▶ [DATA FOR PROCESSING]
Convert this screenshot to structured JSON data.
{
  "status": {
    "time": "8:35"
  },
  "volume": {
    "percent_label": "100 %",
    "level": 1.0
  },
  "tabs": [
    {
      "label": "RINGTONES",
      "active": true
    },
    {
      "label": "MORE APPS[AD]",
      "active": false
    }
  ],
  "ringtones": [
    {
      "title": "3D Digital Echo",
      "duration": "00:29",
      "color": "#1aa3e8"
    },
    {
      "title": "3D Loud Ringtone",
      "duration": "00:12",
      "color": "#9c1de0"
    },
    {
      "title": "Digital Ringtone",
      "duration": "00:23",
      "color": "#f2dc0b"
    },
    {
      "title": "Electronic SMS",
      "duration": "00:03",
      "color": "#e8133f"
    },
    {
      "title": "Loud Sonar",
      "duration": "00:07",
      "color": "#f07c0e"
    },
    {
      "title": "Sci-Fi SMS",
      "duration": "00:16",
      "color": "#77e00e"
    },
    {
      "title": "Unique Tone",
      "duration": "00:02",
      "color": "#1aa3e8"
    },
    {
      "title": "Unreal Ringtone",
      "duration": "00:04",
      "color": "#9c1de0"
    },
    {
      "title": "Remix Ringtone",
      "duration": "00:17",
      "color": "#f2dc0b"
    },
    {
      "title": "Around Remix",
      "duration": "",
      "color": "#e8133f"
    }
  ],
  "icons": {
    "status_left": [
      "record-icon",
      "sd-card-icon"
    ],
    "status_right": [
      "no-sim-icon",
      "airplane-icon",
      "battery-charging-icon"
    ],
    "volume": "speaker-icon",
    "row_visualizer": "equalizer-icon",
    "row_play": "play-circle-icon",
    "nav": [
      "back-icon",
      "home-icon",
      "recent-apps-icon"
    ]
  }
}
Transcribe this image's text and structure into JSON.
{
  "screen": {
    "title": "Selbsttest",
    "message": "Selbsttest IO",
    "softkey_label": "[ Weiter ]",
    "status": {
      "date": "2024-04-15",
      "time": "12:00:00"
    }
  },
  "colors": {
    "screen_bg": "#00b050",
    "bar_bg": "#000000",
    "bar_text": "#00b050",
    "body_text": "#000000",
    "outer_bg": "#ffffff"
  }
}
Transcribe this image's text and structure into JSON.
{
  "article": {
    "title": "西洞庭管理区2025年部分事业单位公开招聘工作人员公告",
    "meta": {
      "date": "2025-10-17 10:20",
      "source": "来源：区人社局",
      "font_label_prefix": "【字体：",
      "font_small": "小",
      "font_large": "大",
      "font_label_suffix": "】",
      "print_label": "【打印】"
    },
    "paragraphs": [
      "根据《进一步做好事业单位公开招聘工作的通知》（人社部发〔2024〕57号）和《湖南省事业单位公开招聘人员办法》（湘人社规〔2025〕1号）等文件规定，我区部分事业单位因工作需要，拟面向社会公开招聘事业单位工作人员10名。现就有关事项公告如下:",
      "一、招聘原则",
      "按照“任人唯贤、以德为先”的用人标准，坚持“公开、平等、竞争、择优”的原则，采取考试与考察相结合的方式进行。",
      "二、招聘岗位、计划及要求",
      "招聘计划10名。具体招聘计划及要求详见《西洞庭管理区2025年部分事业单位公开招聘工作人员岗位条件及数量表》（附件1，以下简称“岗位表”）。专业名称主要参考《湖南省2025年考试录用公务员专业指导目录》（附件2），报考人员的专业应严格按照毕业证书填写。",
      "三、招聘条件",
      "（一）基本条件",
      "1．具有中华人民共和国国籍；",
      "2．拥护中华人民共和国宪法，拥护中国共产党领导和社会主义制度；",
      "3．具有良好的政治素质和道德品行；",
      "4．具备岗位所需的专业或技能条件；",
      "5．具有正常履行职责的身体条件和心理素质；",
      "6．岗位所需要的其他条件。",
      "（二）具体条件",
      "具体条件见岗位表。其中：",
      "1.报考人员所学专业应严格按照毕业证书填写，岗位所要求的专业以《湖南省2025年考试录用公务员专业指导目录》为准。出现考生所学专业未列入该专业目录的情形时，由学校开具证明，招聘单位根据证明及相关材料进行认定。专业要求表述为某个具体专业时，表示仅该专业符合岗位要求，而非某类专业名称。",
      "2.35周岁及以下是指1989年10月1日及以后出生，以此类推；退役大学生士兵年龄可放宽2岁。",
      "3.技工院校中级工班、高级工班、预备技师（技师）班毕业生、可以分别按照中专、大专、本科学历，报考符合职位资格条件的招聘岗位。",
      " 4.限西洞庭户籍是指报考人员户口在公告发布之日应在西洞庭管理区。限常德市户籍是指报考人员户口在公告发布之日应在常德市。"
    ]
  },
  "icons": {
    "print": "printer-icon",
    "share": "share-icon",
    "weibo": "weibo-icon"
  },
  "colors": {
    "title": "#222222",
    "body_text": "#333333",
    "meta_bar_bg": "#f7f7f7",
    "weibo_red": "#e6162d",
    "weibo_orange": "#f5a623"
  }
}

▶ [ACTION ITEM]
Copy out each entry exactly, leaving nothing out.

▶ [TASK SOLUTION]
Convert this screenshot to structured JSON data.
{
  "status": {
    "time": "8:35"
  },
  "volume": {
    "percent_label": "100 %",
    "level": 1.0
  },
  "tabs": [
    {
      "label": "RINGTONES",
      "active": true
    },
    {
      "label": "MORE APPS[AD]",
      "active": false
    }
  ],
  "ringtones": [
    {
      "title": "3D Digital Echo",
      "duration": "00:29",
      "color": "#1aa3e8"
    },
    {
      "title": "3D Loud Ringtone",
      "duration": "00:12",
      "color": "#9c1de0"
    },
    {
      "title": "Digital Ringtone",
      "duration": "00:23",
      "color": "#f2dc0b"
    },
    {
      "title": "Electronic SMS",
      "duration": "00:03",
      "color": "#e8133f"
    },
    {
      "title": "Loud Sonar",
      "duration": "00:07",
      "color": "#f07c0e"
    },
    {
      "title": "Sci-Fi SMS",
      "duration": "00:16",
      "color": "#77e00e"
    },
    {
      "title": "Unique Tone",
      "duration": "00:02",
      "color": "#1aa3e8"
    },
    {
      "title": "Unreal Ringtone",
      "duration": "00:04",
      "color": "#9c1de0"
    },
    {
      "title": "Remix Ringtone",
      "duration": "00:17",
      "color": "#f2dc0b"
    },
    {
      "title": "Around Remix",
      "duration": "",
      "color": "#e8133f"
    }
  ],
  "icons": {
    "status_left": [
      "record-icon",
      "sd-card-icon"
    ],
    "status_right": [
      "no-sim-icon",
      "airplane-icon",
      "battery-charging-icon"
    ],
    "volume": "speaker-icon",
    "row_visualizer": "equalizer-icon",
    "row_play": "play-circle-icon",
    "nav": [
      "back-icon",
      "home-icon",
      "recent-apps-icon"
    ]
  }
}
Transcribe this image's text and structure into JSON.
{
  "screen": {
    "title": "Selbsttest",
    "message": "Selbsttest IO",
    "softkey_label": "[ Weiter ]",
    "status": {
      "date": "2024-04-15",
      "time": "12:00:00"
    }
  },
  "colors": {
    "screen_bg": "#00b050",
    "bar_bg": "#000000",
    "bar_text": "#00b050",
    "body_text": "#000000",
    "outer_bg": "#ffffff"
  }
}
Transcribe this image's text and structure into JSON.
{
  "article": {
    "title": "西洞庭管理区2025年部分事业单位公开招聘工作人员公告",
    "meta": {
      "date": "2025-10-17 10:20",
      "source": "来源：区人社局",
      "font_label_prefix": "【字体：",
      "font_small": "小",
      "font_large": "大",
      "font_label_suffix": "】",
      "print_label": "【打印】"
    },
    "paragraphs": [
      "根据《进一步做好事业单位公开招聘工作的通知》（人社部发〔2024〕57号）和《湖南省事业单位公开招聘人员办法》（湘人社规〔2025〕1号）等文件规定，我区部分事业单位因工作需要，拟面向社会公开招聘事业单位工作人员10名。现就有关事项公告如下:",
      "一、招聘原则",
      "按照“任人唯贤、以德为先”的用人标准，坚持“公开、平等、竞争、择优”的原则，采取考试与考察相结合的方式进行。",
      "二、招聘岗位、计划及要求",
      "招聘计划10名。具体招聘计划及要求详见《西洞庭管理区2025年部分事业单位公开招聘工作人员岗位条件及数量表》（附件1，以下简称“岗位表”）。专业名称主要参考《湖南省2025年考试录用公务员专业指导目录》（附件2），报考人员的专业应严格按照毕业证书填写。",
      "三、招聘条件",
      "（一）基本条件",
      "1．具有中华人民共和国国籍；",
      "2．拥护中华人民共和国宪法，拥护中国共产党领导和社会主义制度；",
      "3．具有良好的政治素质和道德品行；",
      "4．具备岗位所需的专业或技能条件；",
      "5．具有正常履行职责的身体条件和心理素质；",
      "6．岗位所需要的其他条件。",
      "（二）具体条件",
      "具体条件见岗位表。其中：",
      "1.报考人员所学专业应严格按照毕业证书填写，岗位所要求的专业以《湖南省2025年考试录用公务员专业指导目录》为准。出现考生所学专业未列入该专业目录的情形时，由学校开具证明，招聘单位根据证明及相关材料进行认定。专业要求表述为某个具体专业时，表示仅该专业符合岗位要求，而非某类专业名称。",
      "2.35周岁及以下是指1989年10月1日及以后出生，以此类推；退役大学生士兵年龄可放宽2岁。",
      "3.技工院校中级工班、高级工班、预备技师（技师）班毕业生、可以分别按照中专、大专、本科学历，报考符合职位资格条件的招聘岗位。",
      " 4.限西洞庭户籍是指报考人员户口在公告发布之日应在西洞庭管理区。限常德市户籍是指报考人员户口在公告发布之日应在常德市。"
    ]
  },
  "icons": {
    "print": "printer-icon",
    "share": "share-icon",
    "weibo": "weibo-icon"
  },
  "colors": {
    "title": "#222222",
    "body_text": "#333333",
    "meta_bar_bg": "#f7f7f7",
    "weibo_red": "#e6162d",
    "weibo_orange": "#f5a623"
  }
}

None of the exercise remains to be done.